Anticipating the future has been called a fruitless endeavor. In doing so, you can forget to live in the present, embrace life as it’s happening, and suck up everything that it has to offer.
Despite being with my husband for over 13 years now (married for almost 6), I put off getting pregnant for so long, thinking that it would be the demise of both my physical and emotional essence, and that “future” was something that would just have to wait. I knew that I wanted kids someday. Just not then. There was so much that I still wanted to do and see before I seemingly gave it all up, and I wanted to truly live in the present.
“When am I getting grandbabies?” My mother would bemoan on a weekly basis.
Every time she asked I jokingly added on another year to my fake timeline. If these calculations were true, I’d probably be 107 by the time that first baby would come around.
To be honest, I feared that a pregnant future was going to turn me into one of “those moms” and I’d become a complaint-filled, fun-sponge — likely due to the decrease in wine consumption and increase in soul-sucking responsibilities.
As a soon-to-be 32-year-old woman, I’m what some might call “old” for a first-time mom.

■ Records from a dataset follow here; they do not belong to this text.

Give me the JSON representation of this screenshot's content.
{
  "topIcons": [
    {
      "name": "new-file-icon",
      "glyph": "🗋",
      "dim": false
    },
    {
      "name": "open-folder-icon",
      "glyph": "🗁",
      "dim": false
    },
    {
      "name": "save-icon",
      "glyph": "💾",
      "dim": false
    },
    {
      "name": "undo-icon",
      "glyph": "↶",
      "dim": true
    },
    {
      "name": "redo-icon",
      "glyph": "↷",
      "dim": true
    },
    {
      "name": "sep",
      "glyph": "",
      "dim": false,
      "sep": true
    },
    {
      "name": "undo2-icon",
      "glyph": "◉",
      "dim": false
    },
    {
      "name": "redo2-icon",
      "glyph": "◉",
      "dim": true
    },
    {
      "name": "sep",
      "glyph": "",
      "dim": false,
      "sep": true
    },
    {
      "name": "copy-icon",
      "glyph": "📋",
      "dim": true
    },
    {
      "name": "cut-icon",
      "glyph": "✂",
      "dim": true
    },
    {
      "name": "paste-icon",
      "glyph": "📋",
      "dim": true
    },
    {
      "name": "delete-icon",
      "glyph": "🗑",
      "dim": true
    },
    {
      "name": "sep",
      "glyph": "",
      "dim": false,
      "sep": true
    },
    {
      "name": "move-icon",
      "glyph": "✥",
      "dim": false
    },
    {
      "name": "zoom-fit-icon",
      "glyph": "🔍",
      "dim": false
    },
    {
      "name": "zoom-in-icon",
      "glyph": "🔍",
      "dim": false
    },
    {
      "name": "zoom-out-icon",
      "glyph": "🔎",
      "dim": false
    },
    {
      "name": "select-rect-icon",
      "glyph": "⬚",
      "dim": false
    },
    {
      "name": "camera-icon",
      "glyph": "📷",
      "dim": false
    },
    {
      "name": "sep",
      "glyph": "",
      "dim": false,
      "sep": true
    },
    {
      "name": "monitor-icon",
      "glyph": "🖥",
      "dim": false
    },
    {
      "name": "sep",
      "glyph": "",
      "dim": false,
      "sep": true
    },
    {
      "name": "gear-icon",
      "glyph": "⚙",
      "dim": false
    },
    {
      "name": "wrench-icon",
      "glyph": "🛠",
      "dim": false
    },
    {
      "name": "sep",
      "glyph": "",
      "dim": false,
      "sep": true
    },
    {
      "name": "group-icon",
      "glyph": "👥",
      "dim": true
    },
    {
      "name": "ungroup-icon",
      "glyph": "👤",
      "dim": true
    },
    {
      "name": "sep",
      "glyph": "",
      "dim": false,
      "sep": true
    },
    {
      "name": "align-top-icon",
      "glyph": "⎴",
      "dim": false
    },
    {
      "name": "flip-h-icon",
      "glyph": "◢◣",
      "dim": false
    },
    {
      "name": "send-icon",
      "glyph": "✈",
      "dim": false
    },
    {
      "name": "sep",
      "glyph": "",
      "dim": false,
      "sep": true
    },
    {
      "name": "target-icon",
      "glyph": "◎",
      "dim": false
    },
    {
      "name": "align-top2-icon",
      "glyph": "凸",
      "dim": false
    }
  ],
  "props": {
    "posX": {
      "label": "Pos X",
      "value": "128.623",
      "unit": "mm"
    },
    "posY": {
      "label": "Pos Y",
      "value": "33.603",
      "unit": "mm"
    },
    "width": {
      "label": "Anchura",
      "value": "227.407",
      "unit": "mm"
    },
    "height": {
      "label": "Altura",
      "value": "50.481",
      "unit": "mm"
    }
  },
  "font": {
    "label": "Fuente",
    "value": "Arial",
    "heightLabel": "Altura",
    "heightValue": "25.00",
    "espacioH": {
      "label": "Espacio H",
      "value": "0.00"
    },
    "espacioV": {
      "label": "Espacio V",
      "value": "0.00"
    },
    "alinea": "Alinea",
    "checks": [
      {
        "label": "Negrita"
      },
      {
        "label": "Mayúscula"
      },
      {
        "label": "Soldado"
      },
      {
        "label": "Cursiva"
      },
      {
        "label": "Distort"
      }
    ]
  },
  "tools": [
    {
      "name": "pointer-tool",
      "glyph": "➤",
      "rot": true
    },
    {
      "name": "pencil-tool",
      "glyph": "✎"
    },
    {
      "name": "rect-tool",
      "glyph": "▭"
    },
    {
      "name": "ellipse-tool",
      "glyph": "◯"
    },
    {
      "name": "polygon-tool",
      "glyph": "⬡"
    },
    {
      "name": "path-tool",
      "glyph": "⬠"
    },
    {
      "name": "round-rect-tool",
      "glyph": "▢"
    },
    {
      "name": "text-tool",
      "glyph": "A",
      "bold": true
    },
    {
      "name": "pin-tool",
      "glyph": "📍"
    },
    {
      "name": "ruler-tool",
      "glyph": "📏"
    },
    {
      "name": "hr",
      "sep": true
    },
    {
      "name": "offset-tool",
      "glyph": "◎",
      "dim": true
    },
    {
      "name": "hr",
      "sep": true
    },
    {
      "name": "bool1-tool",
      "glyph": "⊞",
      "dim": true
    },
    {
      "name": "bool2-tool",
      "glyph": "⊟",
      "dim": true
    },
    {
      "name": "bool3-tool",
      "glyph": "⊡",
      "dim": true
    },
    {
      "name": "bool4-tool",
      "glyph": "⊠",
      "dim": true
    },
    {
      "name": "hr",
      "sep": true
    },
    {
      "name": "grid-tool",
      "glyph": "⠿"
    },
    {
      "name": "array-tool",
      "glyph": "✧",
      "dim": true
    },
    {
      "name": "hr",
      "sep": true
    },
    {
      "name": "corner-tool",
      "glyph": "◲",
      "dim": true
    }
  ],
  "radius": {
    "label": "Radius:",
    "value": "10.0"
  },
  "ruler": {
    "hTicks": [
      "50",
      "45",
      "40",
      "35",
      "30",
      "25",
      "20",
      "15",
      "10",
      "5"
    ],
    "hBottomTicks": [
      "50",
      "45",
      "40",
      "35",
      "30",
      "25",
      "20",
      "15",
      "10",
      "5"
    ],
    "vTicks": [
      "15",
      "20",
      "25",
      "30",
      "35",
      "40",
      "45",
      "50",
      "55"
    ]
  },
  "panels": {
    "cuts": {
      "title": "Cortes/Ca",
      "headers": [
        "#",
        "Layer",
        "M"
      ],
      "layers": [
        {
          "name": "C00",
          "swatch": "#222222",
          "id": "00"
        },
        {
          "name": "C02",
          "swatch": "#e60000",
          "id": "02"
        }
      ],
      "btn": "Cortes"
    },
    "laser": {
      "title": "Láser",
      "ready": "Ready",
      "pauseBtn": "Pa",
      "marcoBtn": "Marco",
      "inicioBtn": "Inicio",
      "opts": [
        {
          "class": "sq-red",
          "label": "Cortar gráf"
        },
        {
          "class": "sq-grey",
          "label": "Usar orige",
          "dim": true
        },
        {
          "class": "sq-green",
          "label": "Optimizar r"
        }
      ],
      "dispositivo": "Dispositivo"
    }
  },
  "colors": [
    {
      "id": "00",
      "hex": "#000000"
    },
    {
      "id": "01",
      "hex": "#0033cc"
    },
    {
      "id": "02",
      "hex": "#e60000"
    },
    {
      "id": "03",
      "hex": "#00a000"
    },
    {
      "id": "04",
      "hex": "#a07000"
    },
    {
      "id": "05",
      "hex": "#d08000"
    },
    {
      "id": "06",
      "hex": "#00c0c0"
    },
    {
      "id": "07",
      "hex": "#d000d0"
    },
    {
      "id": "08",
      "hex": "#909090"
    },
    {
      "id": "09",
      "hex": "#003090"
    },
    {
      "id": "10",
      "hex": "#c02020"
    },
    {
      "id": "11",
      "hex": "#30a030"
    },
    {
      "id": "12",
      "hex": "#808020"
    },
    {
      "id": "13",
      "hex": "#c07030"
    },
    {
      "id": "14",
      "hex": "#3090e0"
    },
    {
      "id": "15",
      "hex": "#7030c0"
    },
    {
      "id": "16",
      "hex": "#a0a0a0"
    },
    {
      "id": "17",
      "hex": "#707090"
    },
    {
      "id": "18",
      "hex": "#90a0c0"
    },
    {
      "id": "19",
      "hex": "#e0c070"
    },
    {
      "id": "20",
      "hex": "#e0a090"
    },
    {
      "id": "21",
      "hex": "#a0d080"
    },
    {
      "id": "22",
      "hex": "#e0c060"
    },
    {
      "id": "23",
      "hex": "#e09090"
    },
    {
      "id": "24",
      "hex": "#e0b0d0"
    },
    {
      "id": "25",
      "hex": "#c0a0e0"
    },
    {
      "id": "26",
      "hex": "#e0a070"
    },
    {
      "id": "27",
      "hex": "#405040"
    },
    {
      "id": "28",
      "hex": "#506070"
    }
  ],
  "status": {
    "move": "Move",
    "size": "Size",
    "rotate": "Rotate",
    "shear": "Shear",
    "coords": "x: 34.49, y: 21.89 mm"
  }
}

But despite my age or any preconceived notions as to when a women should or should not bear children, I don’t regret my decision to wait. And for what it’s worth, I believe that every woman has the right to choose their own path — kids, no kids, late kids, early kids, whatever. You do you.
So I traveled, climbed mountains, became an Ironman, focused on my career, took risks, and waited until it felt right. And while I don’t plan for any of these things to stop, I do anticipate a future of even more change, including the good and the bad — just like those that came along with pregnancy.
But now that I’m nearing the end of growing a tiny human inside of me, I can attest that being pregnant wasn’t what I expected — or feared. Sure it was a rollercoaster of emotion and change, but the funny thing about these changes is that they’re neither fleeting nor futile. Taken individually, each experience was something that I approached day-by-day. But reflected on as a whole, I learned that this next chapter isn’t the end, but the beginning of a future that is worth anticipating.
Being pregnant helped me discover more of what I truly value.
To try and balance the important versus the trivial.
To realize who my good friends are.
To recognize just how much my husband and family means to me.
And what I want out of the future is becoming a bit clearer day by day.
Instead of sucking me into the seemingly dark side that I thought was motherhood, it has already enlightened my insanely naive thinking as to why that “dark side” isn’t to be detested, but can be something worth anticipating. And being one of “those moms” is actually the greatest compliment some young, dumb, 20-something could give you. I love this kid so much already and I haven’t even met him. Is there anything in life you could say the same thing about? (Ok, puppies. I’ll give you puppies. And the perfect avocado.)
I can only imagine what’s to come.
I know that the new future that’s going to start any day now won’t be easy. I also know that one of my greatest stress relievers is a good ugly cry. Thus, I’m anticipating a tear-filled future that will likely make me question my sanity and decisions on a daily basis. And I’m 100% confident that I will struggle in finding the daily balance between everything I love. But even when that future becomes a reality, I can look back on this pregnancy as something that has changed me for the better, because smooth seas never made a skilled sailor.
So as important as living in the present is, I’ve also learned that reflecting on the past and anticipation of future can be good for the soul too. Each little bit can put life in perspective, and that’s what it’s all about.
And I’m really looking forward to meeting this little one (any minute now). A future definitely worth anticipating.